First Tackle Box -- Lures Perfect for the Budding Bass Angler
My daughter’s boyfriend shows some interest in bass fishing, and as much as I hesitate to say this, I kinda like the kid. The problem is that the only fishing he’s ever done has been with a hook and bobber. It took a while for me to get my mind around the fact that he just didn’t believe you could catch a fish on something without a minnow or worm impaled on it.
I thought I’d put together a little tackle box for him with lures that are both effective and simple and easy to use. The obvious start is the YUM Dinger. (Right: Chris Starr with one of the first bass he ever caught on a lure.)
The YUM Dinger is the lure I tie on for my 6-year-old, and he catches fish all by himself, so it shouldn’t be too much harder for a 17-year-old. A 4- or 5-inch Dinger Texas rigged on a wide gap hook is weedless and one of the best bass lures on the market. It’s hard to beat when casting to weeds or cover because when Texas rigged it’s weedless, and that means fewer snags and broken lines.
Retrieve with a YUM Dinger can be just about any way, but the most effective for my son is a relatively slow pull and pause. Cast, let the lure sink a few seconds, then give it a twitch or two. Watch the line for a twitch indicating a bass has sucked it in.
What you need: Three packs 5-inch YUM Dingers in a green or brown color pattern and three packs of 5/0 XCalibur wide-gap offset shank hooks.
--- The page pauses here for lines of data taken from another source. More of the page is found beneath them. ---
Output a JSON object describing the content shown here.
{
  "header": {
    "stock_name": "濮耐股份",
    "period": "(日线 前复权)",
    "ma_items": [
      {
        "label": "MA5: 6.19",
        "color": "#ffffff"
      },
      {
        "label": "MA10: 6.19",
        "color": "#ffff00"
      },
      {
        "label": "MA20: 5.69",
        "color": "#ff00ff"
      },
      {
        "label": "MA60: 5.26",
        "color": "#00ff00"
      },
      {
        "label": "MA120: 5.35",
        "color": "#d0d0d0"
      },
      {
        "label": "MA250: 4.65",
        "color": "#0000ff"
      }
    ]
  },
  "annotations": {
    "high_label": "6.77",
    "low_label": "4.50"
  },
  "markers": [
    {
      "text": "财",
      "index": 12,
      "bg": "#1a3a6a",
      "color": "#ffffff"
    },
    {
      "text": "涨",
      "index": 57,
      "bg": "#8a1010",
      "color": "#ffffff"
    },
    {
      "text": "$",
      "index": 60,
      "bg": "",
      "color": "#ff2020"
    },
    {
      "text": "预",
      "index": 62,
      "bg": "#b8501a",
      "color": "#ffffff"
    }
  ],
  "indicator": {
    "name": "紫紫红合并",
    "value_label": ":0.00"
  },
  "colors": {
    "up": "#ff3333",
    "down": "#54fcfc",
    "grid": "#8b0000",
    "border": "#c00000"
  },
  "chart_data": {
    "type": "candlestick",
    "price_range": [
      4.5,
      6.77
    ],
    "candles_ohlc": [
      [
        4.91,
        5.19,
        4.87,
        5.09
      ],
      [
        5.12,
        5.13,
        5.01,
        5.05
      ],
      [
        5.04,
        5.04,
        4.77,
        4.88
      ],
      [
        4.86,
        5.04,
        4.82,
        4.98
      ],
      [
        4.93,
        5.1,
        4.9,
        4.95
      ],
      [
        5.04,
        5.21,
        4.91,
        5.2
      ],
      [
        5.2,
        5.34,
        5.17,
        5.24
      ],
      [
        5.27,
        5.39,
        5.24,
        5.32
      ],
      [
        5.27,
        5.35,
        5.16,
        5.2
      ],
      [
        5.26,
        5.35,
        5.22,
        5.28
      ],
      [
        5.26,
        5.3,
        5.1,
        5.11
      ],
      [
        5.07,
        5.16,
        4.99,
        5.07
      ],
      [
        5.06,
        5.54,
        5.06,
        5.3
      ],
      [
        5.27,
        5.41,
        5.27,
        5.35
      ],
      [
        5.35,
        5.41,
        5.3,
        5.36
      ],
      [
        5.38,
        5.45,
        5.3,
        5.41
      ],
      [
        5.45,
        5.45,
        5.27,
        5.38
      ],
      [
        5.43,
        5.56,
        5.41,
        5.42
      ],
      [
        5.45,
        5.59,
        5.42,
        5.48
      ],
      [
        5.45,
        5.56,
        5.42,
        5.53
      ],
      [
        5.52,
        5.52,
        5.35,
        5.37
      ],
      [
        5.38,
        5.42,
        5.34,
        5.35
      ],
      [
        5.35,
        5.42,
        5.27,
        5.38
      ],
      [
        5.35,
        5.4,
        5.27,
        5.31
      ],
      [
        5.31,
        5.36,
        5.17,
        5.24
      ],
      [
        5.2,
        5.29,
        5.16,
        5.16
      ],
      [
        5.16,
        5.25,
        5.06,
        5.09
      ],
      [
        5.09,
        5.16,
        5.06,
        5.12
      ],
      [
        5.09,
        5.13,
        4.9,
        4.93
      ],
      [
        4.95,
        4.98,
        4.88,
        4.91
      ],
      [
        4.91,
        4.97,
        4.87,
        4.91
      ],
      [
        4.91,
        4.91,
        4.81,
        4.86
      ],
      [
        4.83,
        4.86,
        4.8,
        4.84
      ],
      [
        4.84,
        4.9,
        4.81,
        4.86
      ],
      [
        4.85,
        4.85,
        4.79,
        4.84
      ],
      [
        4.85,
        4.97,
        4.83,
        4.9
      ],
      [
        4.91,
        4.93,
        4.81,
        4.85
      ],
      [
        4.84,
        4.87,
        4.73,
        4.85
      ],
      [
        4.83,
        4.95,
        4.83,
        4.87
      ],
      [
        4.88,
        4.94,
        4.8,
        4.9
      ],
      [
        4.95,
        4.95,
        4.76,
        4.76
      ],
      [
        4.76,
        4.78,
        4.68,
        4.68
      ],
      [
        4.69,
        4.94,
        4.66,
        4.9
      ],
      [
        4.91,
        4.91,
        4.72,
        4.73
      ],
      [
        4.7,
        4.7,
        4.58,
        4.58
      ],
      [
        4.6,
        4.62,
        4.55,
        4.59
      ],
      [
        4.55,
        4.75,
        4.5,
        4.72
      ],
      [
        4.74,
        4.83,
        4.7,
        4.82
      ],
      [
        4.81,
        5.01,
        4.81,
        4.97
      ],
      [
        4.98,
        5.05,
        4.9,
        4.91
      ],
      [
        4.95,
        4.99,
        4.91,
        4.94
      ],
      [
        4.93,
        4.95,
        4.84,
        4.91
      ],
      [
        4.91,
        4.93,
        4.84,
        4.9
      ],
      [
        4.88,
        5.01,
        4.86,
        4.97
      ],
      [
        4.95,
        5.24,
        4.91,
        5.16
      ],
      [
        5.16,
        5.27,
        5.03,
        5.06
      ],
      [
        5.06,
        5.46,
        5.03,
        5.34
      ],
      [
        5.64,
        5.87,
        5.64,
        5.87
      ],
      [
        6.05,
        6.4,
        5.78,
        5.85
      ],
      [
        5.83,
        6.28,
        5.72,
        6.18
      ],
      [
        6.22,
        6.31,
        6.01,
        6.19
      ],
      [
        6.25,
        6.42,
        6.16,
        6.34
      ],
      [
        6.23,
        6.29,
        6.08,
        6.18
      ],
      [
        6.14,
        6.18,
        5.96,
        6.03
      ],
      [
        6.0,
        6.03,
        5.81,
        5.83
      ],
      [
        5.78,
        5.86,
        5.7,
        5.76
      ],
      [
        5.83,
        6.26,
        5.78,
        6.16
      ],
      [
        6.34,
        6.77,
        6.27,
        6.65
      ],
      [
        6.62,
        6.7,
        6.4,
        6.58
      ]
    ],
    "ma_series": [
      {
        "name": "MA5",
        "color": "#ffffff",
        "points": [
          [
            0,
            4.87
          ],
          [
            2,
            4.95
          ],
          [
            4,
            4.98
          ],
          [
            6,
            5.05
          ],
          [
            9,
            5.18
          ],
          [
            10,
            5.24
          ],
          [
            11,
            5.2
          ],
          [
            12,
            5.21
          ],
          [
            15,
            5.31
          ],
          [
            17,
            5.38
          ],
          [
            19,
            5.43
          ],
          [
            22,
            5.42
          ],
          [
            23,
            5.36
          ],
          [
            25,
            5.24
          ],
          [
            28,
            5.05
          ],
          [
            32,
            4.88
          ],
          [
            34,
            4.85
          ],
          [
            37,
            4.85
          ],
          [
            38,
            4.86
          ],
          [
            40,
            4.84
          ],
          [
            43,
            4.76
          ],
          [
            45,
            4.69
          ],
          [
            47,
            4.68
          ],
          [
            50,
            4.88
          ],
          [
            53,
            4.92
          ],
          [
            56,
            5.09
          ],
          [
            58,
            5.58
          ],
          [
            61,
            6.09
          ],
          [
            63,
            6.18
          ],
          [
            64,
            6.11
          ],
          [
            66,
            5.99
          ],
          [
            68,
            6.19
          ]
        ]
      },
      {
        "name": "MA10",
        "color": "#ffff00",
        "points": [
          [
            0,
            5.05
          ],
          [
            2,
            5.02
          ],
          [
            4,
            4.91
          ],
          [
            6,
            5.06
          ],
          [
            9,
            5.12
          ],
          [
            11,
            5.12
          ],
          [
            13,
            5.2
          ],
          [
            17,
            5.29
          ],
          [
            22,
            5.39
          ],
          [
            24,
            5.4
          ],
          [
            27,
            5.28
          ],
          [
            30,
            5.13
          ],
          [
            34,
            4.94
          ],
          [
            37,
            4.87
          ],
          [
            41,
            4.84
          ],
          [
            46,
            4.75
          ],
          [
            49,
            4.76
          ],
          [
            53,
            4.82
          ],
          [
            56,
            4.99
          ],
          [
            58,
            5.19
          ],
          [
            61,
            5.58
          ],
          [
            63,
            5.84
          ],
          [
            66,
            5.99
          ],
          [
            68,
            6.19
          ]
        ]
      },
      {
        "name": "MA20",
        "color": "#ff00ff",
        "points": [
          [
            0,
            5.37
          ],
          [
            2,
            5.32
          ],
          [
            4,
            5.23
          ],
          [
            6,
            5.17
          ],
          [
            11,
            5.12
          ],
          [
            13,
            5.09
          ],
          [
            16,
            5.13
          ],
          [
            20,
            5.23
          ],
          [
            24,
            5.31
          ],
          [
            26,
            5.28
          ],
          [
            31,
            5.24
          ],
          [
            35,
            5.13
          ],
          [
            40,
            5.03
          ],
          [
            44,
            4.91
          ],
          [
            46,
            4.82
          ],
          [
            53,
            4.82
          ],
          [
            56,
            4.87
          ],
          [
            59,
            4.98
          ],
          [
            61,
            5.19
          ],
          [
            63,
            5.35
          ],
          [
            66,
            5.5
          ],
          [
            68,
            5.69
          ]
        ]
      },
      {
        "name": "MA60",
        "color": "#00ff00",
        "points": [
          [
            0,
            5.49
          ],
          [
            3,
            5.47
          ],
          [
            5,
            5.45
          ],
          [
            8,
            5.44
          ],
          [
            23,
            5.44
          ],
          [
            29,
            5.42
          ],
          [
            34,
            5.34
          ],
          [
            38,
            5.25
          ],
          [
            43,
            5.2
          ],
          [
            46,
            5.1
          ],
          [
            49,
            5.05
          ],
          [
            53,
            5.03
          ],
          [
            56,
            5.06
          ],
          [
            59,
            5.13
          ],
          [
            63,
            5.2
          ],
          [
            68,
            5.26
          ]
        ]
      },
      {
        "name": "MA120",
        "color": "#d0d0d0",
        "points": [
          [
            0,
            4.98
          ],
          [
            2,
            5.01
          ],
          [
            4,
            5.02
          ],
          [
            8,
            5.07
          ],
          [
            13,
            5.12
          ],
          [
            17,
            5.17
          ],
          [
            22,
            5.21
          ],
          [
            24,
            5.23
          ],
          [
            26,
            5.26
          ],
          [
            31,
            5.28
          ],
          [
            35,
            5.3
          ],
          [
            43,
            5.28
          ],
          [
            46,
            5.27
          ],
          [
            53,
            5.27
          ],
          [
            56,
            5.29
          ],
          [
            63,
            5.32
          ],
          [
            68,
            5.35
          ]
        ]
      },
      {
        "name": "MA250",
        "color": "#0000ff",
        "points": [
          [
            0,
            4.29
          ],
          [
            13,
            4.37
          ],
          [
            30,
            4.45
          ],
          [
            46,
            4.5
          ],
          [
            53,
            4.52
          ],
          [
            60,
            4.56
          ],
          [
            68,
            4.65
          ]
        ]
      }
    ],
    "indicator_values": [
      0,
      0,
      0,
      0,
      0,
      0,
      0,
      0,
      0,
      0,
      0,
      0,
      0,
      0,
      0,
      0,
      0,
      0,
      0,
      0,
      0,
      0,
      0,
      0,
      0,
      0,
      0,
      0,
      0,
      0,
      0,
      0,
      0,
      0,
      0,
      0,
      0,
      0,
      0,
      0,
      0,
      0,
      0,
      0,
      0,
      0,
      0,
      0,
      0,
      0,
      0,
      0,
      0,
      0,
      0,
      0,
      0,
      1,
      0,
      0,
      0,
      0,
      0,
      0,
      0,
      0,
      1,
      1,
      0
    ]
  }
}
A topwater bait or two should also be included because there’s nothing like a topwater explosion to hook someone on bass fishing. I started my daughter’s BF out with a classic, the Arbogast Jitterbug. It was evening and perfect for topwater fishing, and the Jitterbug can be cast and simply reeled medium-slow to enact its built-in side-to-side wobble. It’s a good way to teach a new angler that he or she is responsible for creating the action of a lure, an essential lesson for him to take another step forward in bass fishing.
Another great and easy-to-use topwater is the Heddon Torpedo in the smaller sizes. I will never forget the day I first used one. The bass at the pond I was fishing went nuts on it. The Torpedo catches fish when reeled slowly across the surface. The propellers at the front and back spin and kick up water. It also works pulled and paused, especially if the pause is near cover.
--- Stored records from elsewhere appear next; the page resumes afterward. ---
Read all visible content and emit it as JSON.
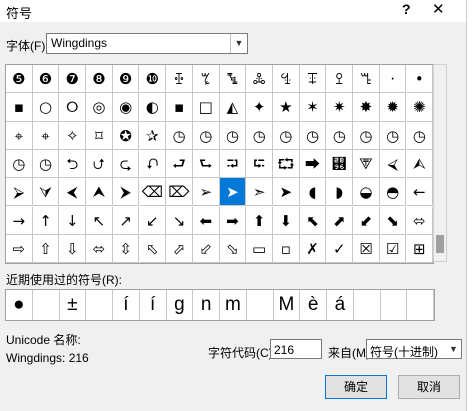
{
  "dialog": {
    "title": "符号",
    "help_label": "?",
    "close_label": "✕"
  },
  "font": {
    "label": "字体(F):",
    "value": "Wingdings"
  },
  "symbols": [
    "❺",
    "❻",
    "❼",
    "❽",
    "❾",
    "❿",
    "ꔀ",
    "ꔂ",
    "ꔄ",
    "ꔆ",
    "ꔈ",
    "ꔊ",
    "ꔌ",
    "ꔎ",
    "·",
    "•",
    "▪",
    "○",
    "⭘",
    "◎",
    "◉",
    "◐",
    "▪",
    "□",
    "◭",
    "✦",
    "★",
    "✶",
    "✷",
    "✸",
    "✹",
    "✺",
    "⌖",
    "⌖",
    "✧",
    "⌑",
    "✪",
    "✰",
    "◷",
    "◷",
    "◷",
    "◷",
    "◷",
    "◷",
    "◷",
    "◷",
    "◷",
    "◷",
    "◷",
    "◷",
    "⮌",
    "⮍",
    "⮎",
    "⮏",
    "⮐",
    "⮑",
    "⮒",
    "⮓",
    "⮔",
    "⮕",
    "⮖",
    "⮗",
    "⮘",
    "⮙",
    "⮚",
    "⮛",
    "⮜",
    "⮝",
    "⮞",
    "⌫",
    "⌦",
    "➢",
    "➤",
    "➣",
    "➤",
    "◖",
    "◗",
    "◒",
    "◓",
    "←",
    "→",
    "↑",
    "↓",
    "↖",
    "↗",
    "↙",
    "↘",
    "⬅",
    "➡",
    "⬆",
    "⬇",
    "⬉",
    "⬈",
    "⬋",
    "⬊",
    "⬄",
    "⇨",
    "⇧",
    "⇩",
    "⬄",
    "⇳",
    "⬁",
    "⬀",
    "⬃",
    "⬂",
    "▭",
    "▫",
    "✗",
    "✓",
    "☒",
    "☑",
    "⊞"
  ],
  "selected_index": 72,
  "recent": {
    "label": "近期使用过的符号(R):",
    "items": [
      "●",
      "",
      "±",
      "",
      "í",
      "í",
      "g",
      "n",
      "m",
      "",
      "M",
      "è",
      "á",
      "",
      "",
      ""
    ]
  },
  "unicode_name": {
    "label": "Unicode 名称:",
    "value": "Wingdings: 216"
  },
  "char_code": {
    "label": "字符代码(C):",
    "value": "216"
  },
  "from": {
    "label": "来自(M):",
    "value": "符号(十进制)"
  },
  "buttons": {
    "ok": "确定",
    "cancel": "取消"
  },
  "colors": {
    "selection": "#0078d7"
  }
}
I also added a couple spinnerbaits to the box. They’re pretty weedless and simple to use – just cast and crank. I selected several Booyah Counter Strike Spinnerbaits in 3/8-ounce size and a couple Booyah Pond Magic spinnerbaits because for a while he’ll still be doing most of his fishing in small waters from the bank.
The final lures I added to the box were classic Rebel lures – Wee and Teeny Wee Crawfish – because they catch absolutely everything in the water. He’s equipped with a spinning rod capable of throwing these small lures and they’re perfect for creek and stream fishing. The Wee Crawfish starts the lesson on crankbaits, letting the young man get a taste of working a lure and adjusting to what the fish want.
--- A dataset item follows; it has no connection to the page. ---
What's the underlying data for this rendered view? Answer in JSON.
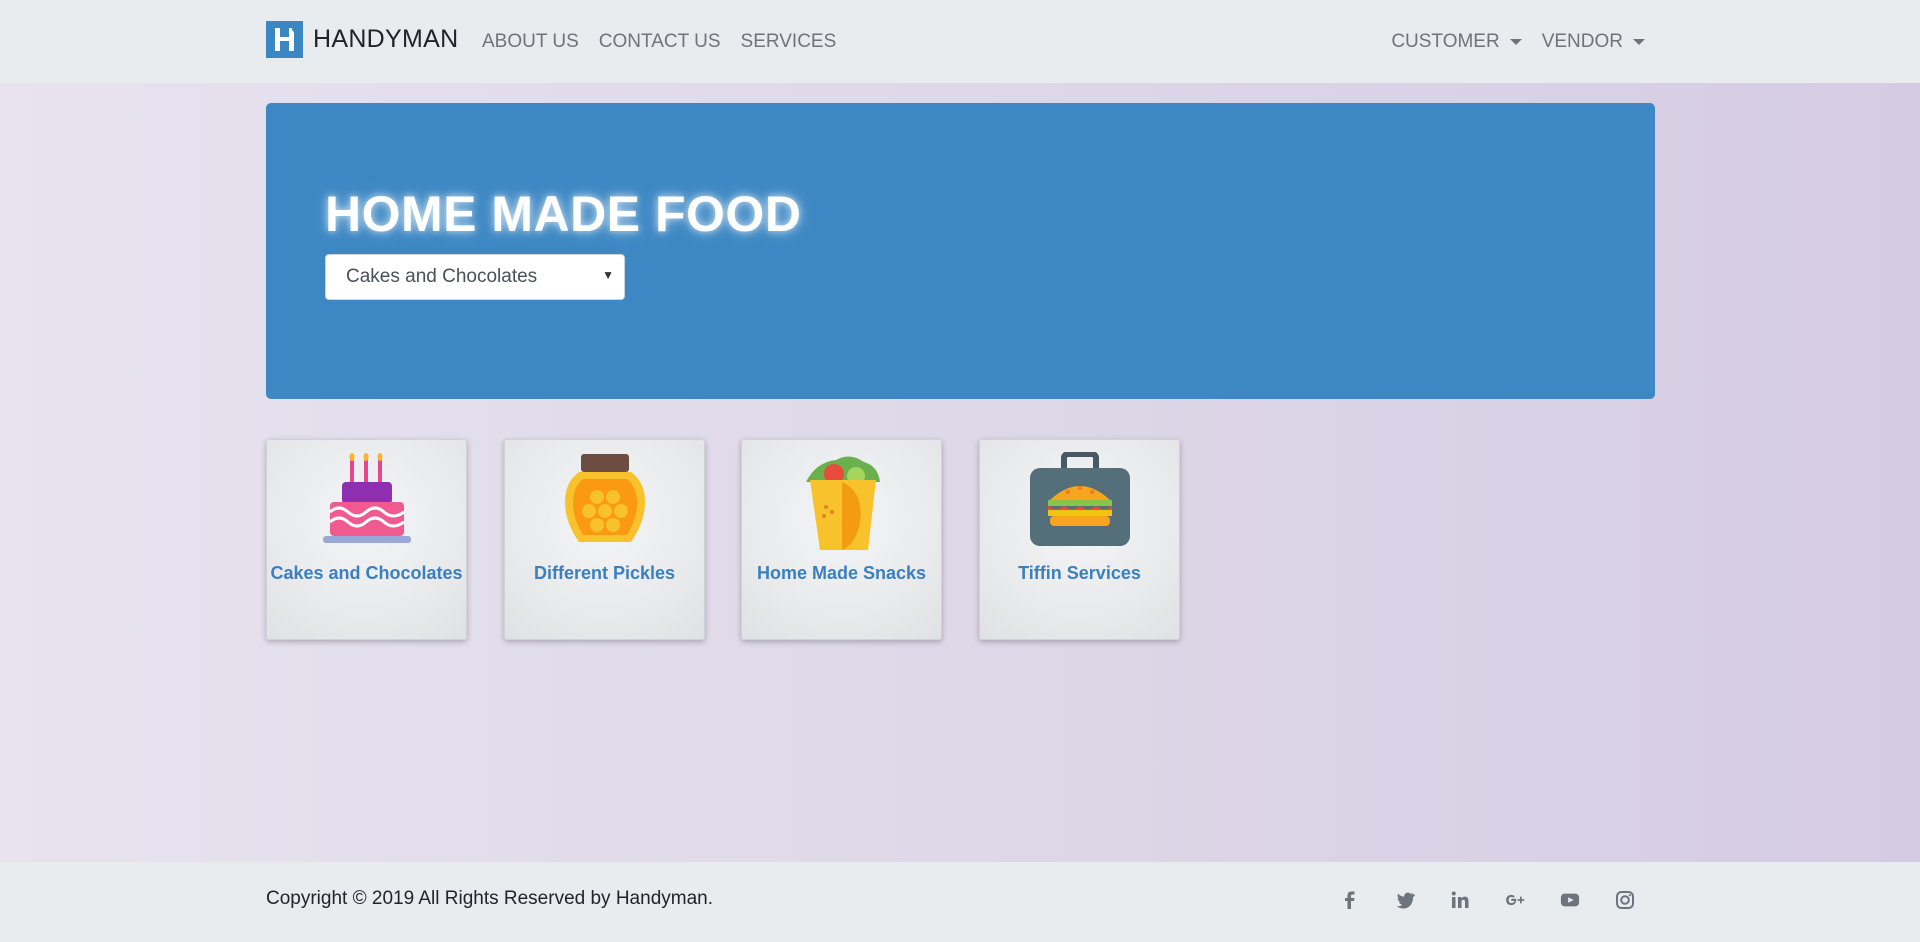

With this small tackle box, the beginning bass angler gets a taste of most lure niches covering all levels of the water column and giving him all of the tools needed to start a lifelong passion. Young love can be fleeting, but bass fishing is forever!